In 1958 Macmillan had raised one ‘rogue’ to the House of Lords, his nemesis in love, Lord Bob Boothby who was having an affair with his wife Lady Dorothy Cavendish. On 22 August 1958, 4 years earlier, Macmillan had already offered Boothby a peerage under pressure of Boothby’s continued affair with his wife Dorothy. Lord Robert or ‘Bob’ Boothby was a cad (not a bounder as the Queen Mother would have it apparently). Within 6 years Boothby was to feature in the headline the Peer and the Gangster, see John Pearson’s article in The Sunday Independent (15th June 1996) for further details. In the meantime Macmillan’s position became increasingly unstable under the pressure of other burgeoning scandals. In December 1961 Mariella Novotny was holding her ‘sexy parties’ at 13, Hyde Park Square to which Stephen Ward was inviting Christine Keeler and Mandy Rice Davies so the long fuse of the Profumo Affair had been lit well before the fateful weekend at Cliveden. In 1962, as above, Sir Ian Horobin MP’s predatory activities on East End boys were revealed while late that year the activities of John Vassall became known, of whom Macmillan had said “You know, you should never catch a spy. Discover him and then control him but never catch him. A spy causes far more trouble once he’s caught’ (as quoted by Parris & Maguire p.147). In 1963 Lord Boothby and Tom Driberg MP social activities with the Kray’s increase in boldness with Boothby inviting Ron to the House of Lords. By October 1963 Macmillan had resigned, 18 months after he had first nominated and offered Horobin his position as a life peer.

1973: The Guardian’s Sir Ian Horobin post-script…”Even the Elms are dead.”

Sir Ian Horobin however appears to have bounced back with a poetry publication from new publishers Jameson Press at 160, Albion Road, N16 and a foreword written by John Betjeman – after having laid low in Tangiers for just over a decade.

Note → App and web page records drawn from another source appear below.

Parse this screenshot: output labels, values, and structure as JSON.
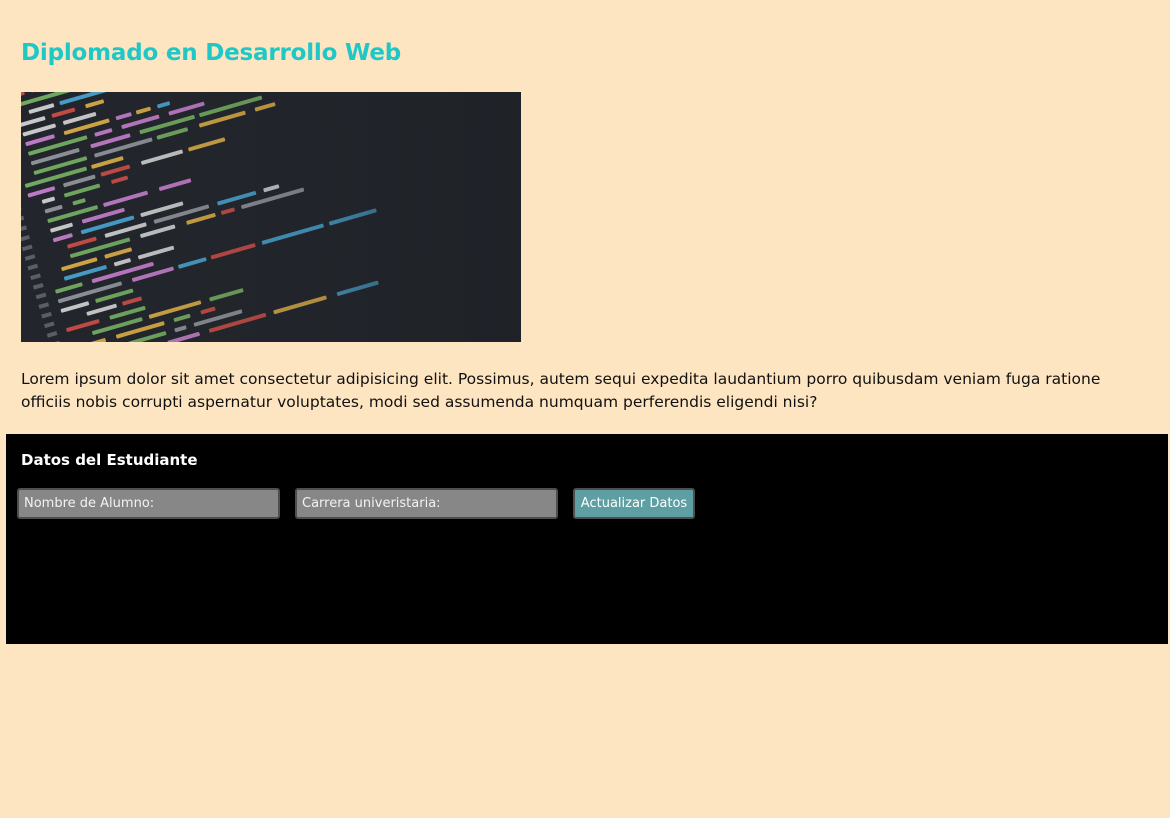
{
  "page": {
    "title": "Diplomado en Desarrollo Web",
    "hero_image": "code-editor-screenshot",
    "description": "Lorem ipsum dolor sit amet consectetur adipisicing elit. Possimus, autem sequi expedita laudantium porro quibusdam veniam fuga ratione officiis nobis corrupti aspernatur voluptates, modi sed assumenda numquam perferendis eligendi nisi?"
  },
  "student_panel": {
    "title": "Datos del Estudiante",
    "name_field": {
      "placeholder": "Nombre de Alumno:",
      "value": ""
    },
    "career_field": {
      "placeholder": "Carrera univeristaria:",
      "value": ""
    },
    "update_button": "Actualizar Datos"
  },
  "colors": {
    "background": "#fee5c1",
    "title": "#1fc8c6",
    "panel": "#000000",
    "field": "#878787",
    "button": "#5e9fa3"
  }
}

Mentions of his court case and conviction are as if it were for purely homosexual offences as opposed to sexually assaulting boys of 13 and 14, getting his ‘sweetheart’ when he reached 17 to recruit other, younger ‘sweethearts’ for him (the emotional callousness of which always belies the ‘paedophiles’ argument of love, when really they’re in love with the bloom and fade of youth at their fixated preference age) and therefore his claims to be indestructible appear to apply not just to surviving a Japanese Prisoner of War camp but  in also minimising the stigma of a reputation marred by child sexual abuse despite convictions. And what difference does it make if “Even the Elms are dead”? The Guardian Thursday 16 February Arts Section